As Church secondary education grows in the Thames Valley, there’s a new academy consultation in Aylesbury, in close association with Bucks LEA. Leslie Stephen, our diocesan director of Education, and I have been trying to scope sixth form learning in an age of increasing homogenisation and box ticking. Historically English A levels have been the local gold standard. A levels, however, have significant blind spots, and some universities (most recently Imperial College) are finding them inadequate as means of selecting candidates for undergraduate courses. In a globalized world, they seem curiously narrow.
The International Baccalaureate is different. You study more subjects across the board, but with a small flush of specialisms. There are mandatory elements to develop emotional intelligence and leadershp skills. Historically these have not been part of the curriculum, although some schools, especially in the independent sector have worked hard to develop them.
Converting from A level sixth forms to IB is difficult, but with new sixth forms, why not?
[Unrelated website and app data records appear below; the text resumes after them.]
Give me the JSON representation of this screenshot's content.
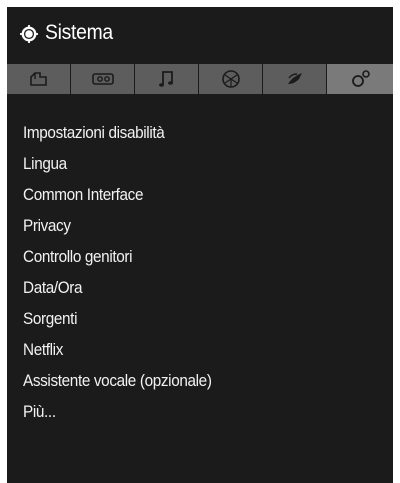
{
  "header": {
    "title": "Sistema",
    "icon": "gear-icon"
  },
  "tabs": [
    {
      "icon": "picture-icon",
      "active": false
    },
    {
      "icon": "sound-icon",
      "active": false
    },
    {
      "icon": "music-note-icon",
      "active": false
    },
    {
      "icon": "network-globe-icon",
      "active": false
    },
    {
      "icon": "installation-satellite-icon",
      "active": false
    },
    {
      "icon": "system-settings-icon",
      "active": true
    }
  ],
  "menu": {
    "items": [
      "Impostazioni disabilità",
      "Lingua",
      "Common Interface",
      "Privacy",
      "Controllo genitori",
      "Data/Ora",
      "Sorgenti",
      "Netflix",
      "Assistente vocale (opzionale)",
      "Più..."
    ]
  },
  "colors": {
    "background": "#1b1b1b",
    "tab": "#5d5d5d",
    "tab_active": "#7a7a7a",
    "text": "#f2f2f2"
  }
}
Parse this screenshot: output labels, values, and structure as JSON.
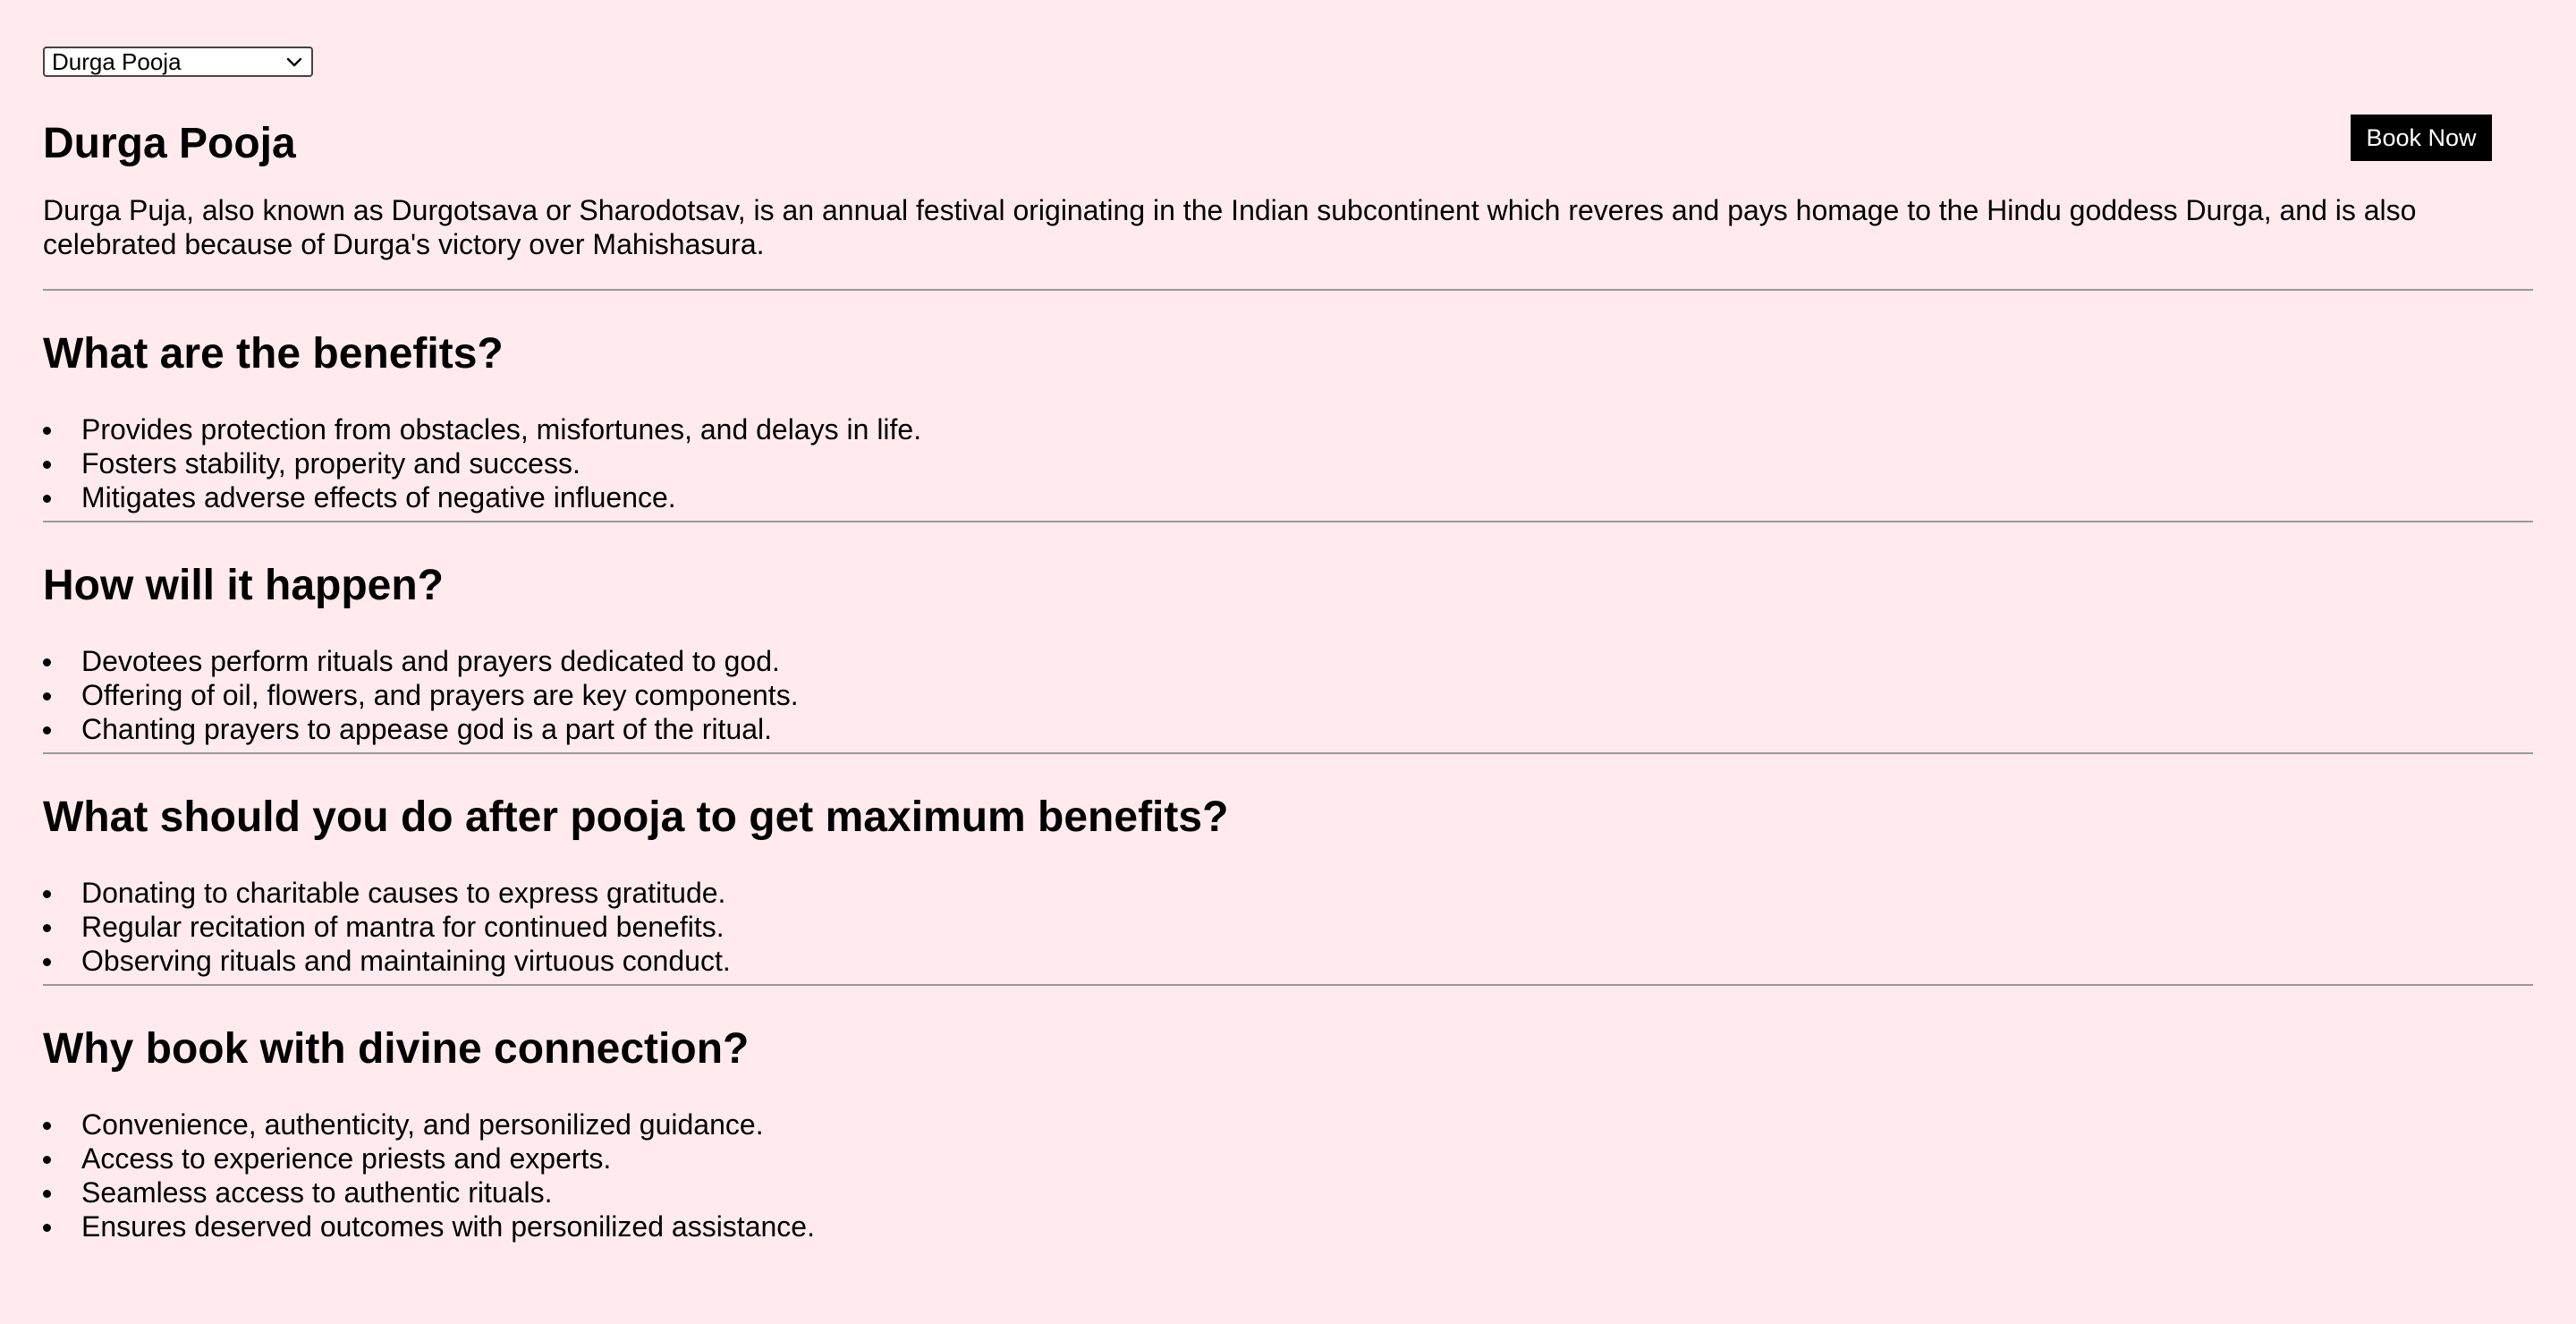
{
  "dropdown": {
    "selected": "Durga Pooja"
  },
  "header": {
    "title": "Durga Pooja",
    "book_label": "Book Now"
  },
  "intro": "Durga Puja, also known as Durgotsava or Sharodotsav, is an annual festival originating in the Indian subcontinent which reveres and pays homage to the Hindu goddess Durga, and is also celebrated because of Durga's victory over Mahishasura.",
  "sections": [
    {
      "heading": "What are the benefits?",
      "items": [
        "Provides protection from obstacles, misfortunes, and delays in life.",
        "Fosters stability, properity and success.",
        "Mitigates adverse effects of negative influence."
      ]
    },
    {
      "heading": "How will it happen?",
      "items": [
        "Devotees perform rituals and prayers dedicated to god.",
        "Offering of oil, flowers, and prayers are key components.",
        "Chanting prayers to appease god is a part of the ritual."
      ]
    },
    {
      "heading": "What should you do after pooja to get maximum benefits?",
      "items": [
        "Donating to charitable causes to express gratitude.",
        "Regular recitation of mantra for continued benefits.",
        "Observing rituals and maintaining virtuous conduct."
      ]
    },
    {
      "heading": "Why book with divine connection?",
      "items": [
        "Convenience, authenticity, and personilized guidance.",
        "Access to experience priests and experts.",
        "Seamless access to authentic rituals.",
        "Ensures deserved outcomes with personilized assistance."
      ]
    }
  ],
  "icons": {
    "dropdown": "chevron-down-icon"
  },
  "colors": {
    "background": "#ffebed",
    "button": "#000000",
    "button_text": "#ffffff",
    "divider": "#999999"
  }
}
Why shouldn't a broad and balanced curriculum post 16 be available for free, and why shouldn’t church schools lead the way?